**What to do**
Take each line in the entries below that holds "Traffic" and show it.

**Dataset content**
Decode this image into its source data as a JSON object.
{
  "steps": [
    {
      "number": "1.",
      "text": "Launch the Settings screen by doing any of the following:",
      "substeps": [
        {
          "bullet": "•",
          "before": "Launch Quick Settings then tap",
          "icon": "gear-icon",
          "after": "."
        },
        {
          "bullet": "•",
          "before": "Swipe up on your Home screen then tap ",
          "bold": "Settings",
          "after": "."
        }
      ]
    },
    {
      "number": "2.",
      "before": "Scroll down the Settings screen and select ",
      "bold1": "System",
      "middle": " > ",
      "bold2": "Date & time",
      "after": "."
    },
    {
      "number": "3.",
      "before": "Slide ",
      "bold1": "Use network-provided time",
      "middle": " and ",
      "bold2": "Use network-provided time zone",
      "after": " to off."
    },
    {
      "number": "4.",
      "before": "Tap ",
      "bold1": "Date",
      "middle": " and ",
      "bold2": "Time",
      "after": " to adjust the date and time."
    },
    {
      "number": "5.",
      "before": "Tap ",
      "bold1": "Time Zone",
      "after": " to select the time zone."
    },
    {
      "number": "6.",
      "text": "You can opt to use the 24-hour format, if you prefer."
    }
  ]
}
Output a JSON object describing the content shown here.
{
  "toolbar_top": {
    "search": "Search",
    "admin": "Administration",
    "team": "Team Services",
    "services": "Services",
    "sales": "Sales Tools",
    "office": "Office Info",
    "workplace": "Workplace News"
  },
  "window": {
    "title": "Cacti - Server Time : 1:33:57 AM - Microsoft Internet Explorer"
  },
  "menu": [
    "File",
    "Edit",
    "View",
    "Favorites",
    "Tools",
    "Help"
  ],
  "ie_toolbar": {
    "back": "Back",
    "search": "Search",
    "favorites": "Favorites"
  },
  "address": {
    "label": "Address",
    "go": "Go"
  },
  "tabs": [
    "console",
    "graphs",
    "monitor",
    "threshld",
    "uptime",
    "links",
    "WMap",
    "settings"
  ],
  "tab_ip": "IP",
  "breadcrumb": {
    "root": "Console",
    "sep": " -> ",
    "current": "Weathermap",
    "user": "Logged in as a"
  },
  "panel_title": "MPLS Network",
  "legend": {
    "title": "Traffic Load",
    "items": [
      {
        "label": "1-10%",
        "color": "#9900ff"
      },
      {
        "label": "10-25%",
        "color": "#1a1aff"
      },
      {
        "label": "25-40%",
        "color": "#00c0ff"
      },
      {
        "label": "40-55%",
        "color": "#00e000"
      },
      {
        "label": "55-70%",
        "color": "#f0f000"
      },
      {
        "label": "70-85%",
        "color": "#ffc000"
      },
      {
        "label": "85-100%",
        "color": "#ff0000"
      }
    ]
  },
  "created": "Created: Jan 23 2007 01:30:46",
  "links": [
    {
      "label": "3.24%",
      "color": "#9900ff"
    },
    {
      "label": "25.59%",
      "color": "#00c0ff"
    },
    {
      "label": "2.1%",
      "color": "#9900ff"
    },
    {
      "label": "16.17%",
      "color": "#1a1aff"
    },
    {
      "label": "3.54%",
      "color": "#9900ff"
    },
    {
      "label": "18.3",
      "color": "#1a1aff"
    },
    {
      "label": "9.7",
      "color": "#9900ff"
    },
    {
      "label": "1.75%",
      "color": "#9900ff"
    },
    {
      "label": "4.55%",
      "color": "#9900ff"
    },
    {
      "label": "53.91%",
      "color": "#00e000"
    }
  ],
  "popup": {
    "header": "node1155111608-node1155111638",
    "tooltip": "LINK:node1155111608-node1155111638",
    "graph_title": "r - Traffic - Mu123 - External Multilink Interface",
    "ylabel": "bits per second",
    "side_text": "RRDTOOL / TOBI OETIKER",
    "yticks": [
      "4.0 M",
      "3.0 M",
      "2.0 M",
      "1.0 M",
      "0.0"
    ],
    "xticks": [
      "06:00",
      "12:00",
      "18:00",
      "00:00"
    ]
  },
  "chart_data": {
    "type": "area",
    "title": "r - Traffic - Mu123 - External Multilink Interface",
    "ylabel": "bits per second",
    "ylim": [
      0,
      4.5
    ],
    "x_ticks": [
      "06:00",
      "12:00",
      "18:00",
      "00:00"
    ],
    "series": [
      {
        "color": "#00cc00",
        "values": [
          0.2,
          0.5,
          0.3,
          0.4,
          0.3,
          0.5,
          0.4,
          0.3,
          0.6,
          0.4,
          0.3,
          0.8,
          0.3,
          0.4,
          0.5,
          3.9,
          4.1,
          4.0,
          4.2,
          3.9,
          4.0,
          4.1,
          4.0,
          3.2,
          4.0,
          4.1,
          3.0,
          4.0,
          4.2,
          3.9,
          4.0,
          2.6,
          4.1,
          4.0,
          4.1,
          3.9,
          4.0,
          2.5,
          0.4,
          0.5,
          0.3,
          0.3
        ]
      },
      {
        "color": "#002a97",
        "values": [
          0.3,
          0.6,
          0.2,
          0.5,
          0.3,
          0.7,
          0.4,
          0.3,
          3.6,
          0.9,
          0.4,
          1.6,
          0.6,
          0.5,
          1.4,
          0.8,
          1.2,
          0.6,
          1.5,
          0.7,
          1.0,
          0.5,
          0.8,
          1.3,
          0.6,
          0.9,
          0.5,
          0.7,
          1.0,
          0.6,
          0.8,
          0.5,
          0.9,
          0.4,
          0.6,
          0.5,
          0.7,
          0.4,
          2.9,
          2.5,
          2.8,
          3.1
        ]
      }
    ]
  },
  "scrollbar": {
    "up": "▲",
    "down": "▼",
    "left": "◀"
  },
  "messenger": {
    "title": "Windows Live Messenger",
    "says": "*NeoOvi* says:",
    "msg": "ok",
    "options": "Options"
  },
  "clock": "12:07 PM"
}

**Answer space**
    "title": "Traffic Load",
    "graph_title": "r - Traffic - Mu123 - External Multilink Interface",
    "title": "r - Traffic - Mu123 - External Multilink Interface",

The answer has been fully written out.